Monitoring latency of the volumes is your best metric for monitoring performance. If latency starts to rise above acceptable levels, its the best indicator that something else is too hot in the storae controller (IOPS of the aggregate, throughput of the interface, CPU utilization, etc....). "Acceptable levels" is unique to each customer's environment, and each application, so you need to know what these latency values should be.
You can do your own calculation to find IOPS. The first thing you need to do is calculate your drives rotational latency. We can get that from the drives RPM. If you do maximum rotational delay that will be 60 / drive RPM (7200 in your case), but if you want to do the average delay you can do 30 / 7200. So we can assume the average latency for a 7200 RPM drive will be about 4.2ms,and the maximum will be 8.3. The next step will be to input this formula to get the drive IOPS: 1 / (average latency in ms + average seek time in ms). You can look up the manufacturers info on the drive to get the seek time, but often times it is printed on the drive label. So I'll just guess and say the seek time on that drive is about 8ms. The formula will look like 1 / (.0042 + .008) which will yield 83 IOPS. Worst case scenario (meaning the drive always has to do a full rotation to read or write its data) would be 61 IOPS.

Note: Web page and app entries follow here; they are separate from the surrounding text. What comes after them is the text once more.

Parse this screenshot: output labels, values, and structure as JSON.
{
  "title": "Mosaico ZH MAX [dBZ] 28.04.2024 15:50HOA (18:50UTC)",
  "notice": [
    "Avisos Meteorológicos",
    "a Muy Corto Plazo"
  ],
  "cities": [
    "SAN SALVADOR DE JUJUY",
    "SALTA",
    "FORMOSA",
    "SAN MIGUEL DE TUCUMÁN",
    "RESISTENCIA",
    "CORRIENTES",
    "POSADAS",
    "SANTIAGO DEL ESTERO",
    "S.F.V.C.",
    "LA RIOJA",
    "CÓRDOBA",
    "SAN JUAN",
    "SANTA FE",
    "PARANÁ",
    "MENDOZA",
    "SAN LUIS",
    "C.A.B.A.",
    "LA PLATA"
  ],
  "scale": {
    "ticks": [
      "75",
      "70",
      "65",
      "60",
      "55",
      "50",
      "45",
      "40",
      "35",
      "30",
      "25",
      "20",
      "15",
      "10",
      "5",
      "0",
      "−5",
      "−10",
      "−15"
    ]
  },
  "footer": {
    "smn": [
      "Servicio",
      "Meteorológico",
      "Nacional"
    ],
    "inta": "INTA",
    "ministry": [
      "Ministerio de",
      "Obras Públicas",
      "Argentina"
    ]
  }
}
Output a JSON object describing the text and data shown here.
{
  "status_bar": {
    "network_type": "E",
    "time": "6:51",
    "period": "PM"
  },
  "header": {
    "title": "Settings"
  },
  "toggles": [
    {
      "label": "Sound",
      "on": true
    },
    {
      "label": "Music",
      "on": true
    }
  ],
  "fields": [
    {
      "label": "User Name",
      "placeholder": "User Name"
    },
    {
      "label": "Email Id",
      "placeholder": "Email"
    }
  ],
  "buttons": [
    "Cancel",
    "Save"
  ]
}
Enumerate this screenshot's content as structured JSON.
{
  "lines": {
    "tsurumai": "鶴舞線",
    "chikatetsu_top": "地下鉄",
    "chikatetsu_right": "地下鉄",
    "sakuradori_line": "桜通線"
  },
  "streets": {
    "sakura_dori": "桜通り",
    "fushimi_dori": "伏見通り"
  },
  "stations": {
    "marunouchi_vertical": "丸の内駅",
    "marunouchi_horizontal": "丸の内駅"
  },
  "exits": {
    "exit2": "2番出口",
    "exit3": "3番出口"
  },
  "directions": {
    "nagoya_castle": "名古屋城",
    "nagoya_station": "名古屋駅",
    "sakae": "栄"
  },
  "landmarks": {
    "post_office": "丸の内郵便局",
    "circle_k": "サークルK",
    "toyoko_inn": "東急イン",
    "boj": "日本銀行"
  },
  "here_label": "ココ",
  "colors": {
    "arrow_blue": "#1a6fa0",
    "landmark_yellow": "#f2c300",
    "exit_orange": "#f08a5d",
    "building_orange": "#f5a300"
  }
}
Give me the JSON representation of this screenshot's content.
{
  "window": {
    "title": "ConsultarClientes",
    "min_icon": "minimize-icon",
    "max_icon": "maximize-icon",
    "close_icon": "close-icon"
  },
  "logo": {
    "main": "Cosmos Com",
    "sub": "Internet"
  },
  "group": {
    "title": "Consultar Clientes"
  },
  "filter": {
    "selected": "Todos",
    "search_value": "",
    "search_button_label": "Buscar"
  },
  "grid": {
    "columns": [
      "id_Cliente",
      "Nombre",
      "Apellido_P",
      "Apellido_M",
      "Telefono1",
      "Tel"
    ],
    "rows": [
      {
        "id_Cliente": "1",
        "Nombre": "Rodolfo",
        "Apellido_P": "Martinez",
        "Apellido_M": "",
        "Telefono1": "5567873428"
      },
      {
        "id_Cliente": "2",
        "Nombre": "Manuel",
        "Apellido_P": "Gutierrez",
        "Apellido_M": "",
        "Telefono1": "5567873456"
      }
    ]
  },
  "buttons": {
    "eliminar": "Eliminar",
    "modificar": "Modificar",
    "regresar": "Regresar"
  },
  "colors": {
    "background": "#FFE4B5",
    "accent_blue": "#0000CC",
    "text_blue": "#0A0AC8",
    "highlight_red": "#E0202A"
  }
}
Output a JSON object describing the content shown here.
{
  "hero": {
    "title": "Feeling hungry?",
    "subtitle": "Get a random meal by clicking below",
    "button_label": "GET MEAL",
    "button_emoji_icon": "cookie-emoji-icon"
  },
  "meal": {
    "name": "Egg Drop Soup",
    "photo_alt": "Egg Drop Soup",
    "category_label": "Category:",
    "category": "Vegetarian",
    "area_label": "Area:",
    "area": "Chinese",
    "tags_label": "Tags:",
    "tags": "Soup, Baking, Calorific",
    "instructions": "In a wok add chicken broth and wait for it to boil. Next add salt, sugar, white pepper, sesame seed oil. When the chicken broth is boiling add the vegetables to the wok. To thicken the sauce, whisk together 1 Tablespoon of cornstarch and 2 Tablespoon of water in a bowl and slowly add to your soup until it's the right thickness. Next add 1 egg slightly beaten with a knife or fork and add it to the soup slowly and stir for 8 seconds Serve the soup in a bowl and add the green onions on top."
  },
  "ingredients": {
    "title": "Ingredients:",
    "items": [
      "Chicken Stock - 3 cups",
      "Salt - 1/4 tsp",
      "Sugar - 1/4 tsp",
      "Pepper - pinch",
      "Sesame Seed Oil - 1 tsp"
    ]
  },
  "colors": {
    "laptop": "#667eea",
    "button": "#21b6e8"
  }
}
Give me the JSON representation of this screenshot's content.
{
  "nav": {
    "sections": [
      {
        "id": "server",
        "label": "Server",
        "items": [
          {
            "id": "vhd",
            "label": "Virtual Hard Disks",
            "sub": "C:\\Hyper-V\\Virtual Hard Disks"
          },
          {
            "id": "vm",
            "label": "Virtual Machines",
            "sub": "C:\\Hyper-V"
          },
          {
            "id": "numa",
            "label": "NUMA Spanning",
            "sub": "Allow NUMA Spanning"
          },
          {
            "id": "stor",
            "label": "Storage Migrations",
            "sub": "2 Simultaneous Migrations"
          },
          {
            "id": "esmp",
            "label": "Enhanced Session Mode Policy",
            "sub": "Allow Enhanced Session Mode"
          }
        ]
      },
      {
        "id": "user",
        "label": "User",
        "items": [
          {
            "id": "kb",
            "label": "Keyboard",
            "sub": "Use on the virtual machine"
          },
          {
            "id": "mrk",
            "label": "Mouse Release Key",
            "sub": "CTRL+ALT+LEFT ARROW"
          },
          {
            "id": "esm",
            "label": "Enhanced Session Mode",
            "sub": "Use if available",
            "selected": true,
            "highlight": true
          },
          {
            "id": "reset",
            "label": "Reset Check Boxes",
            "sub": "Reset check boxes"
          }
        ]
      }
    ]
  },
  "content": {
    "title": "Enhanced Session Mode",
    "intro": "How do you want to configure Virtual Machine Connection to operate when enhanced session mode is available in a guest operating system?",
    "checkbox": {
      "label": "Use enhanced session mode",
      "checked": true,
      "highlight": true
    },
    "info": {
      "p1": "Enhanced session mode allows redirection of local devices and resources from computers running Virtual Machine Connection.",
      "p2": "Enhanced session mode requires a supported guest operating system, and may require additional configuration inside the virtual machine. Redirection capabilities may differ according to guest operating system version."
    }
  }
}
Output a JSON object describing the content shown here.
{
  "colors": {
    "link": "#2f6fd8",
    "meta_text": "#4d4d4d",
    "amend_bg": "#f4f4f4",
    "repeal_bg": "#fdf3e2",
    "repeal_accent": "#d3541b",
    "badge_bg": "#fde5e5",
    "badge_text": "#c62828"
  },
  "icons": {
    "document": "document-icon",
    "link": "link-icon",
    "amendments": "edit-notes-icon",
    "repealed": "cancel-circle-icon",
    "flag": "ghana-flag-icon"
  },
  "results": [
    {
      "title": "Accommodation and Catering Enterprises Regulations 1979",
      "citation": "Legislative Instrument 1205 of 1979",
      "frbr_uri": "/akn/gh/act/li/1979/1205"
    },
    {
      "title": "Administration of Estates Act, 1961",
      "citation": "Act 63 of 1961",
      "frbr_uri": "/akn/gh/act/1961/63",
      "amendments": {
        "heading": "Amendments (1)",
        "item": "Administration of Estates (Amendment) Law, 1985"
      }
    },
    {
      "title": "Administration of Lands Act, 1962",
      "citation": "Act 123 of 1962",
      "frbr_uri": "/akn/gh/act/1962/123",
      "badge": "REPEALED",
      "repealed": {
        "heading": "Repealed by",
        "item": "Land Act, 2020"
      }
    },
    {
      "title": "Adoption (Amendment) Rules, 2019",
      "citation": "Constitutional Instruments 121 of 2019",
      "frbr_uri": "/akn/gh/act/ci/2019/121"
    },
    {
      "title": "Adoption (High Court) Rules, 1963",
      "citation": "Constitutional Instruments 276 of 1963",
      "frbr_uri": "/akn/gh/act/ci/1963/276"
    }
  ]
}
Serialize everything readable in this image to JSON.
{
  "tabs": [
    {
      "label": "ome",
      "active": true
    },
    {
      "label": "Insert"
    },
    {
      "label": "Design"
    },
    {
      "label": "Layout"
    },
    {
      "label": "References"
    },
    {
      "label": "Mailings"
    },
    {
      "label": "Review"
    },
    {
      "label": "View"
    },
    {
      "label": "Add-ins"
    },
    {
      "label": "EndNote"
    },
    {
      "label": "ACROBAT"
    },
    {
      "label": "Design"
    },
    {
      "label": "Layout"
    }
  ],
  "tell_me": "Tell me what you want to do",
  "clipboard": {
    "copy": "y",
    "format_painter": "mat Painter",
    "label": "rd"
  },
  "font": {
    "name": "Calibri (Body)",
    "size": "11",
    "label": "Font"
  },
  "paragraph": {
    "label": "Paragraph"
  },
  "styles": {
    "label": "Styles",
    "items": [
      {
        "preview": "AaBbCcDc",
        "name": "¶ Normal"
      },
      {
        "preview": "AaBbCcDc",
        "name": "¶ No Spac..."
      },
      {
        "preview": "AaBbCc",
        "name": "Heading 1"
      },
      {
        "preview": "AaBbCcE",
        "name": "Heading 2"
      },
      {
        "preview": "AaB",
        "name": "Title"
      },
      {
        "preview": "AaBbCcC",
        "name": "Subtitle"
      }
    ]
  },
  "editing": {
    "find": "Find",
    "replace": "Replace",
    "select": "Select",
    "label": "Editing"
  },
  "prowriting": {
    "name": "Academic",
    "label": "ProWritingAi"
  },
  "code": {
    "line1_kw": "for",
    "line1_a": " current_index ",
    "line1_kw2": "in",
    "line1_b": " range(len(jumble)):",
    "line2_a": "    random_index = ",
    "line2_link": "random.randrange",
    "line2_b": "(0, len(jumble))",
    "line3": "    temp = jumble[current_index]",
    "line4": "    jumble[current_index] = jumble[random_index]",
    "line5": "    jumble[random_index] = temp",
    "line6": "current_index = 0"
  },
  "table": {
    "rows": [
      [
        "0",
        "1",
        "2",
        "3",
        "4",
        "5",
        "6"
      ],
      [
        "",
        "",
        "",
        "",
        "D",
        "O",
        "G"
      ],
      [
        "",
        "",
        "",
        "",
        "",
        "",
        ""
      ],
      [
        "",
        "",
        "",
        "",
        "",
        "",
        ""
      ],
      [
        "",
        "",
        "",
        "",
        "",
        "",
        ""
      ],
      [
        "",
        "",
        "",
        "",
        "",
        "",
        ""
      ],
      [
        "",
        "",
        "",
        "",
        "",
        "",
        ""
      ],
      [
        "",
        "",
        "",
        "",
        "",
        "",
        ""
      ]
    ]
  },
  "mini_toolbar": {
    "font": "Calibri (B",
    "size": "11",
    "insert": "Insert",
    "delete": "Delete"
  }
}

Maximum Roational Latency = 60 / RPM
Average Roational Latency = 30 / RPM
IOPS Calculation = 1 / (average latency in ms + average seek time in ms)
I got 100 IOPS per disk SATA using one aggregate with 69 disks sata of the 3TB 7200. My aggregate got 8000 IOPS with many types of the volumes configured.
I configured volumes to environment oracle rac, volumes to vmware datastore and exported many volumes like nfs to mysql.
But when you configure your volume to your application be sure to don´t configure misalignment luns on the your operation system, because misaligned lun cause a poor performance on the aggregate and controller.
I executed on the pass one consult on the Customer which have on aggregate with 14 disk satas configured to lun via FCP and this luns was configured misalignment causing down throughput to 60 Mbps, and when we configured correct lun alignment on the SO the througput got 120 Mbps.